───── STUDY MATERIAL
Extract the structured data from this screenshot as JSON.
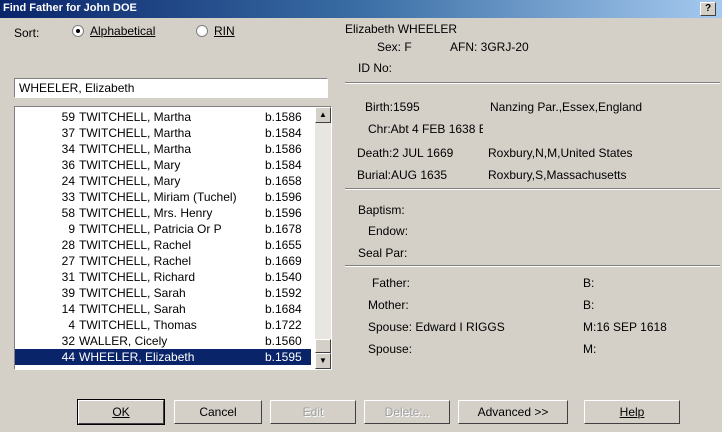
{
  "window": {
    "title": "Find Father for John DOE",
    "help_icon": "?"
  },
  "sort": {
    "label": "Sort:",
    "options": [
      {
        "label": "Alphabetical",
        "selected": true
      },
      {
        "label": "RIN",
        "selected": false
      }
    ]
  },
  "search": {
    "value": "WHEELER, Elizabeth"
  },
  "list": {
    "rows": [
      {
        "rin": "59",
        "name": "TWITCHELL, Martha",
        "birth": "b.1586"
      },
      {
        "rin": "37",
        "name": "TWITCHELL, Martha",
        "birth": "b.1584"
      },
      {
        "rin": "34",
        "name": "TWITCHELL, Martha",
        "birth": "b.1586"
      },
      {
        "rin": "36",
        "name": "TWITCHELL, Mary",
        "birth": "b.1584"
      },
      {
        "rin": "24",
        "name": "TWITCHELL, Mary",
        "birth": "b.1658"
      },
      {
        "rin": "33",
        "name": "TWITCHELL, Miriam (Tuchel)",
        "birth": "b.1596"
      },
      {
        "rin": "58",
        "name": "TWITCHELL, Mrs. Henry",
        "birth": "b.1596"
      },
      {
        "rin": "9",
        "name": "TWITCHELL, Patricia Or P",
        "birth": "b.1678"
      },
      {
        "rin": "28",
        "name": "TWITCHELL, Rachel",
        "birth": "b.1655"
      },
      {
        "rin": "27",
        "name": "TWITCHELL, Rachel",
        "birth": "b.1669"
      },
      {
        "rin": "31",
        "name": "TWITCHELL, Richard",
        "birth": "b.1540"
      },
      {
        "rin": "39",
        "name": "TWITCHELL, Sarah",
        "birth": "b.1592"
      },
      {
        "rin": "14",
        "name": "TWITCHELL, Sarah",
        "birth": "b.1684"
      },
      {
        "rin": "4",
        "name": "TWITCHELL, Thomas",
        "birth": "b.1722"
      },
      {
        "rin": "32",
        "name": "WALLER, Cicely",
        "birth": "b.1560"
      },
      {
        "rin": "44",
        "name": "WHEELER, Elizabeth",
        "birth": "b.1595",
        "selected": true
      }
    ]
  },
  "details": {
    "name": "Elizabeth WHEELER",
    "sex": "Sex: F",
    "afn": "AFN: 3GRJ-20",
    "id_no": "ID No:",
    "birth_label": "Birth:1595",
    "birth_place": "Nanzing Par.,Essex,England",
    "chr_label": "Chr:Abt 4 FEB 1638 E",
    "death_label": "Death:2 JUL 1669",
    "death_place": "Roxbury,N,M,United States",
    "burial_label": "Burial:AUG 1635",
    "burial_place": "Roxbury,S,Massachusetts",
    "baptism": "Baptism:",
    "endow": "Endow:",
    "seal_par": "Seal Par:",
    "father": "Father:",
    "father_b": "B:",
    "mother": "Mother:",
    "mother_b": "B:",
    "spouse1": "Spouse: Edward I RIGGS",
    "spouse1_m": "M:16 SEP 1618",
    "spouse2": "Spouse:",
    "spouse2_m": "M:"
  },
  "buttons": {
    "ok": "OK",
    "cancel": "Cancel",
    "edit": "Edit",
    "delete": "Delete...",
    "advanced": "Advanced >>",
    "help": "Help"
  }
}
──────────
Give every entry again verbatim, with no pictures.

Extract the structured data from this screenshot as JSON.
{
  "window": {
    "title": "Find Father for John DOE",
    "help_icon": "?"
  },
  "sort": {
    "label": "Sort:",
    "options": [
      {
        "label": "Alphabetical",
        "selected": true
      },
      {
        "label": "RIN",
        "selected": false
      }
    ]
  },
  "search": {
    "value": "WHEELER, Elizabeth"
  },
  "list": {
    "rows": [
      {
        "rin": "59",
        "name": "TWITCHELL, Martha",
        "birth": "b.1586"
      },
      {
        "rin": "37",
        "name": "TWITCHELL, Martha",
        "birth": "b.1584"
      },
      {
        "rin": "34",
        "name": "TWITCHELL, Martha",
        "birth": "b.1586"
      },
      {
        "rin": "36",
        "name": "TWITCHELL, Mary",
        "birth": "b.1584"
      },
      {
        "rin": "24",
        "name": "TWITCHELL, Mary",
        "birth": "b.1658"
      },
      {
        "rin": "33",
        "name": "TWITCHELL, Miriam (Tuchel)",
        "birth": "b.1596"
      },
      {
        "rin": "58",
        "name": "TWITCHELL, Mrs. Henry",
        "birth": "b.1596"
      },
      {
        "rin": "9",
        "name": "TWITCHELL, Patricia Or P",
        "birth": "b.1678"
      },
      {
        "rin": "28",
        "name": "TWITCHELL, Rachel",
        "birth": "b.1655"
      },
      {
        "rin": "27",
        "name": "TWITCHELL, Rachel",
        "birth": "b.1669"
      },
      {
        "rin": "31",
        "name": "TWITCHELL, Richard",
        "birth": "b.1540"
      },
      {
        "rin": "39",
        "name": "TWITCHELL, Sarah",
        "birth": "b.1592"
      },
      {
        "rin": "14",
        "name": "TWITCHELL, Sarah",
        "birth": "b.1684"
      },
      {
        "rin": "4",
        "name": "TWITCHELL, Thomas",
        "birth": "b.1722"
      },
      {
        "rin": "32",
        "name": "WALLER, Cicely",
        "birth": "b.1560"
      },
      {
        "rin": "44",
        "name": "WHEELER, Elizabeth",
        "birth": "b.1595",
        "selected": true
      }
    ]
  },
  "details": {
    "name": "Elizabeth WHEELER",
    "sex": "Sex: F",
    "afn": "AFN: 3GRJ-20",
    "id_no": "ID No:",
    "birth_label": "Birth:1595",
    "birth_place": "Nanzing Par.,Essex,England",
    "chr_label": "Chr:Abt 4 FEB 1638 E",
    "death_label": "Death:2 JUL 1669",
    "death_place": "Roxbury,N,M,United States",
    "burial_label": "Burial:AUG 1635",
    "burial_place": "Roxbury,S,Massachusetts",
    "baptism": "Baptism:",
    "endow": "Endow:",
    "seal_par": "Seal Par:",
    "father": "Father:",
    "father_b": "B:",
    "mother": "Mother:",
    "mother_b": "B:",
    "spouse1": "Spouse: Edward I RIGGS",
    "spouse1_m": "M:16 SEP 1618",
    "spouse2": "Spouse:",
    "spouse2_m": "M:"
  },
  "buttons": {
    "ok": "OK",
    "cancel": "Cancel",
    "edit": "Edit",
    "delete": "Delete...",
    "advanced": "Advanced >>",
    "help": "Help"
  }
}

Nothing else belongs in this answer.